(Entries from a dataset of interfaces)
■ ■ ■ ■ ■
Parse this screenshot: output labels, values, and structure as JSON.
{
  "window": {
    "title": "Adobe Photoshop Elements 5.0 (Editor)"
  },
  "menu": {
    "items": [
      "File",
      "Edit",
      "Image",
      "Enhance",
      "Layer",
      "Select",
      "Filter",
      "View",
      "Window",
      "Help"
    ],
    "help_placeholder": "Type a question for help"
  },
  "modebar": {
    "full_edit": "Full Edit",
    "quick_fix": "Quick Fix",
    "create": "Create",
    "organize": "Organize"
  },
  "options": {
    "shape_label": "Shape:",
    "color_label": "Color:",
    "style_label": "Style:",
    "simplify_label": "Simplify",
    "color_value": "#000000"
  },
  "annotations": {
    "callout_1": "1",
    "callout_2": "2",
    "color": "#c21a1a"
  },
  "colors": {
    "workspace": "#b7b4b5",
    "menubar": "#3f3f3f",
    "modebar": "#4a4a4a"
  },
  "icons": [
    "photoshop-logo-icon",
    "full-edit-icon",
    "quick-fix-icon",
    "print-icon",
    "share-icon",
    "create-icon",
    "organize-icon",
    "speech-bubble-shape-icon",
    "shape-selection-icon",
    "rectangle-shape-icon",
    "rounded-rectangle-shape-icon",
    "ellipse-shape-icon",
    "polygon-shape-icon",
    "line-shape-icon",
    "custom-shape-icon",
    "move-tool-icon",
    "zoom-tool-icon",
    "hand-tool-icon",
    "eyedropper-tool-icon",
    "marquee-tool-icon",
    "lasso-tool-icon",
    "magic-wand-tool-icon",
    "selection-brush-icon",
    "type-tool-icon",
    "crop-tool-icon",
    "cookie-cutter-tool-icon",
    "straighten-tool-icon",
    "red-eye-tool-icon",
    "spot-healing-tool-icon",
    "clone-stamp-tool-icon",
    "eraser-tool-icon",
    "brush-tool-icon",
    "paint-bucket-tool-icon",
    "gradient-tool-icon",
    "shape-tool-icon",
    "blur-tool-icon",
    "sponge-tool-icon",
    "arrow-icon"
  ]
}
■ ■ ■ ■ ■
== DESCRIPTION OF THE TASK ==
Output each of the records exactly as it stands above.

== TASK SOLUTION ==
Parse this screenshot: output labels, values, and structure as JSON.
{
  "window": {
    "title": "Adobe Photoshop Elements 5.0 (Editor)"
  },
  "menu": {
    "items": [
      "File",
      "Edit",
      "Image",
      "Enhance",
      "Layer",
      "Select",
      "Filter",
      "View",
      "Window",
      "Help"
    ],
    "help_placeholder": "Type a question for help"
  },
  "modebar": {
    "full_edit": "Full Edit",
    "quick_fix": "Quick Fix",
    "create": "Create",
    "organize": "Organize"
  },
  "options": {
    "shape_label": "Shape:",
    "color_label": "Color:",
    "style_label": "Style:",
    "simplify_label": "Simplify",
    "color_value": "#000000"
  },
  "annotations": {
    "callout_1": "1",
    "callout_2": "2",
    "color": "#c21a1a"
  },
  "colors": {
    "workspace": "#b7b4b5",
    "menubar": "#3f3f3f",
    "modebar": "#4a4a4a"
  },
  "icons": [
    "photoshop-logo-icon",
    "full-edit-icon",
    "quick-fix-icon",
    "print-icon",
    "share-icon",
    "create-icon",
    "organize-icon",
    "speech-bubble-shape-icon",
    "shape-selection-icon",
    "rectangle-shape-icon",
    "rounded-rectangle-shape-icon",
    "ellipse-shape-icon",
    "polygon-shape-icon",
    "line-shape-icon",
    "custom-shape-icon",
    "move-tool-icon",
    "zoom-tool-icon",
    "hand-tool-icon",
    "eyedropper-tool-icon",
    "marquee-tool-icon",
    "lasso-tool-icon",
    "magic-wand-tool-icon",
    "selection-brush-icon",
    "type-tool-icon",
    "crop-tool-icon",
    "cookie-cutter-tool-icon",
    "straighten-tool-icon",
    "red-eye-tool-icon",
    "spot-healing-tool-icon",
    "clone-stamp-tool-icon",
    "eraser-tool-icon",
    "brush-tool-icon",
    "paint-bucket-tool-icon",
    "gradient-tool-icon",
    "shape-tool-icon",
    "blur-tool-icon",
    "sponge-tool-icon",
    "arrow-icon"
  ]
}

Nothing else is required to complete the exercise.